In “Le Isole sonanti” (1989) G. Salvatore provides an important clarification regarding a misunderstanding that in recent decades has confused ideas regarding the Crane Dance. The famous dance of which Homer speaks when he describes the shield of Achilles, is not directly connected to the dance that recalls the exit from the labyrinth, but to the dance area of the Palace of Knossos, built by Daedalus for Arianna, where a choreography was danced whose conception is attributable to the same Dedalus “(p. 7). The dance that Homer depicts on the shield of Achilles is therefore not the Geranos. The clothing of the young girls and the shining arms of the young are more in line with the performance of a party rather than to the re-enactment of the rescue of a group of prisoners saved by the Minotaur. The actual development of the dance does not describe the curves of the labyrinth, but takes place in three distinct movements: first a dance round, “like the wheel that the potter spins”; then the circle is broken and the young men and women run in rows, towards each other, and finally “two acrobats meanwhile spin in the middle starting the party,” (Iliad, XVIII). In the ritual of ancient Greece, the Crane Dance, therefore, has a precise identity. The crane knows the path that leads to the Hereafter and, like Arianna’s thread in the labyrinth, determines the connection between the beginning and the end, the visible and the invisible, the human and the divine.
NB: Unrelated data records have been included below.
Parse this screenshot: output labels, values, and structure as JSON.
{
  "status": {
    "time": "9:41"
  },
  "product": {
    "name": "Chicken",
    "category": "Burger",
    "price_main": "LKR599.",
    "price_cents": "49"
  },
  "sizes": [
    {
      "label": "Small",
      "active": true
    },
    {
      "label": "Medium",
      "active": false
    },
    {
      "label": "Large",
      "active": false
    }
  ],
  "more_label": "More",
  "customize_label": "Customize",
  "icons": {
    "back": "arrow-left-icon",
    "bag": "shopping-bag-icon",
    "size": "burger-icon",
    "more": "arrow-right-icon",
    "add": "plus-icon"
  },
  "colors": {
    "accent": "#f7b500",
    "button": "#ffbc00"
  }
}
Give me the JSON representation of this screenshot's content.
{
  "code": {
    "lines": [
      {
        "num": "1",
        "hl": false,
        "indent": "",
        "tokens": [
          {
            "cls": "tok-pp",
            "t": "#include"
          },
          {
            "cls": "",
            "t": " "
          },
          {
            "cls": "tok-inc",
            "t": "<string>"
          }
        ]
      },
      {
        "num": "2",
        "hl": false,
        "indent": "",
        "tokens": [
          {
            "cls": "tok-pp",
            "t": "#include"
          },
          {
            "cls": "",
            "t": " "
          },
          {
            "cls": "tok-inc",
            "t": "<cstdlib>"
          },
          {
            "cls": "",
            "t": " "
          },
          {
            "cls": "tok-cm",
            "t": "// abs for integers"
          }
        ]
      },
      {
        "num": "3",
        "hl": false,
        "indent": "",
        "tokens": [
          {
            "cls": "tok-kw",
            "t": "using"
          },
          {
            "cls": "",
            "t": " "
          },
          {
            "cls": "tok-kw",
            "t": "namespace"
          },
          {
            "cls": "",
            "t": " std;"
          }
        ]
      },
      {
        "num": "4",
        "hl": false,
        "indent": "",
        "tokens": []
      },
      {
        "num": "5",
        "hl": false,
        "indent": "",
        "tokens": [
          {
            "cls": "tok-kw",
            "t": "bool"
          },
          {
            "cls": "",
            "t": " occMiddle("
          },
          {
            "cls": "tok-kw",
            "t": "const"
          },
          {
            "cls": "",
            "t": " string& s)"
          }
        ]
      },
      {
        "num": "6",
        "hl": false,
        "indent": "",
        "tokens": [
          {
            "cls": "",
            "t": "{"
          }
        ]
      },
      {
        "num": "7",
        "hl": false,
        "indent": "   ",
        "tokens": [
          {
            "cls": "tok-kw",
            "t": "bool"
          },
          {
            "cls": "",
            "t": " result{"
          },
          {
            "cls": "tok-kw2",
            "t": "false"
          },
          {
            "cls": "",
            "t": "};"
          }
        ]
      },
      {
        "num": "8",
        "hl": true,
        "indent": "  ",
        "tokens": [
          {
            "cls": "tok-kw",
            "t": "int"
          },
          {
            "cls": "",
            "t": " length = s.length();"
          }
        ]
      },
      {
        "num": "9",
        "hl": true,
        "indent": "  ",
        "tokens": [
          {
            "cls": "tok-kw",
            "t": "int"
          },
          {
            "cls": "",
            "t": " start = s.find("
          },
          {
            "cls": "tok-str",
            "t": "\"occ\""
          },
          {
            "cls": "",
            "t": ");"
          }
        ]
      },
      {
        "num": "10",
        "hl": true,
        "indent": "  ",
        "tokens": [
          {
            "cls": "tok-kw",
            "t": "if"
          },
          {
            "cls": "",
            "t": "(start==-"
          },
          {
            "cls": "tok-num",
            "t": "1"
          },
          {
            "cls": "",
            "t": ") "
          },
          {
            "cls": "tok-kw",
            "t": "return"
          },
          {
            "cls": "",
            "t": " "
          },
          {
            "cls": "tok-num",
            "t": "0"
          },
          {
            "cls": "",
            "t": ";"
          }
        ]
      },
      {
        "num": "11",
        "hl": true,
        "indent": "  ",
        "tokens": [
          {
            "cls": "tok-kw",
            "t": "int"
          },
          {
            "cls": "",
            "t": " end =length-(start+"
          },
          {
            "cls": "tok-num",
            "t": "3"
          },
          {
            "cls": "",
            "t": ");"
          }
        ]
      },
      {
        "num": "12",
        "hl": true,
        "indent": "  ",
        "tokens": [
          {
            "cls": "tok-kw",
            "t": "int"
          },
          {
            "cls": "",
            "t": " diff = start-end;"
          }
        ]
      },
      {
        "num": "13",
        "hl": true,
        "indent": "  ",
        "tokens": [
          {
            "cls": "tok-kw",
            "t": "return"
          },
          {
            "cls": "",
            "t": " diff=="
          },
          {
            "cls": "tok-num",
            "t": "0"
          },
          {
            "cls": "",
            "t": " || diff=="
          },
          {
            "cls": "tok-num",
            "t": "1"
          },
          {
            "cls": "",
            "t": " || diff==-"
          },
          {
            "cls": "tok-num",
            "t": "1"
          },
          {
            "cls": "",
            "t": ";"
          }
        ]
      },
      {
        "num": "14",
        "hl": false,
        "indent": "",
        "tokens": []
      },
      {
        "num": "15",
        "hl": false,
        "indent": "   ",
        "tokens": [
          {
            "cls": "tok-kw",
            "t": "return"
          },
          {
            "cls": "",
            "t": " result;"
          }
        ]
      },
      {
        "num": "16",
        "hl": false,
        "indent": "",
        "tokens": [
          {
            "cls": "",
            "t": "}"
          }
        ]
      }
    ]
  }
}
In every time, in every place man is able to discover the most perfect synthesis of the fundamental values of his culture in the rhythmic measure of steps.